Items from an interface collection:
# # # # # # #

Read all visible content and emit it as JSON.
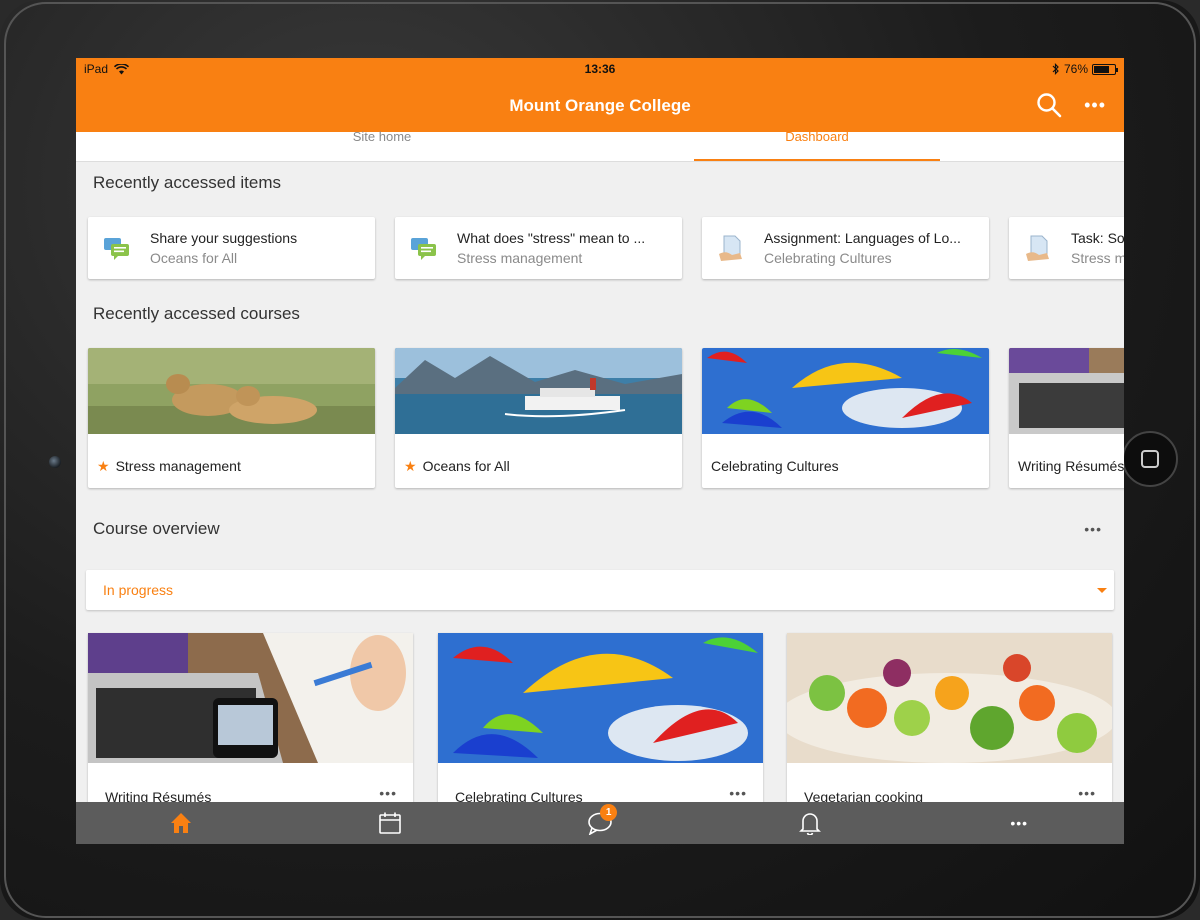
{
  "status_bar": {
    "device": "iPad",
    "time": "13:36",
    "battery": "76%",
    "battery_level": 0.76
  },
  "app_bar": {
    "title": "Mount Orange College",
    "search_icon": "search-icon",
    "more_icon": "more-icon"
  },
  "tabs": [
    {
      "label": "Site home",
      "active": false
    },
    {
      "label": "Dashboard",
      "active": true
    }
  ],
  "recent_items": {
    "heading": "Recently accessed items",
    "items": [
      {
        "title": "Share your suggestions",
        "course": "Oceans for All",
        "icon": "forum-icon"
      },
      {
        "title": "What does \"stress\" mean to ...",
        "course": "Stress management",
        "icon": "forum-icon"
      },
      {
        "title": "Assignment: Languages of Lo...",
        "course": "Celebrating Cultures",
        "icon": "assignment-icon"
      },
      {
        "title": "Task: So",
        "course": "Stress m",
        "icon": "assignment-icon"
      }
    ]
  },
  "recent_courses": {
    "heading": "Recently accessed courses",
    "items": [
      {
        "name": "Stress management",
        "starred": true
      },
      {
        "name": "Oceans for All",
        "starred": true
      },
      {
        "name": "Celebrating Cultures",
        "starred": false
      },
      {
        "name": "Writing Résumés",
        "starred": false
      }
    ]
  },
  "course_overview": {
    "heading": "Course overview",
    "filter": "In progress",
    "courses": [
      {
        "name": "Writing Résumés"
      },
      {
        "name": "Celebrating Cultures"
      },
      {
        "name": "Vegetarian cooking"
      }
    ]
  },
  "tab_bar": {
    "items": [
      {
        "icon": "home-icon",
        "active": true
      },
      {
        "icon": "calendar-icon",
        "active": false
      },
      {
        "icon": "messages-icon",
        "badge": "1"
      },
      {
        "icon": "bell-icon",
        "active": false
      },
      {
        "icon": "more-icon",
        "active": false
      }
    ]
  },
  "colors": {
    "brand": "#f98012",
    "tabbar": "#5c5c5c",
    "background": "#f0f0f0"
  }
}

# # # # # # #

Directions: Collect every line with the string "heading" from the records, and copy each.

Result of this exercise:
    "heading": "Recently accessed items",
    "heading": "Recently accessed courses",
    "heading": "Course overview",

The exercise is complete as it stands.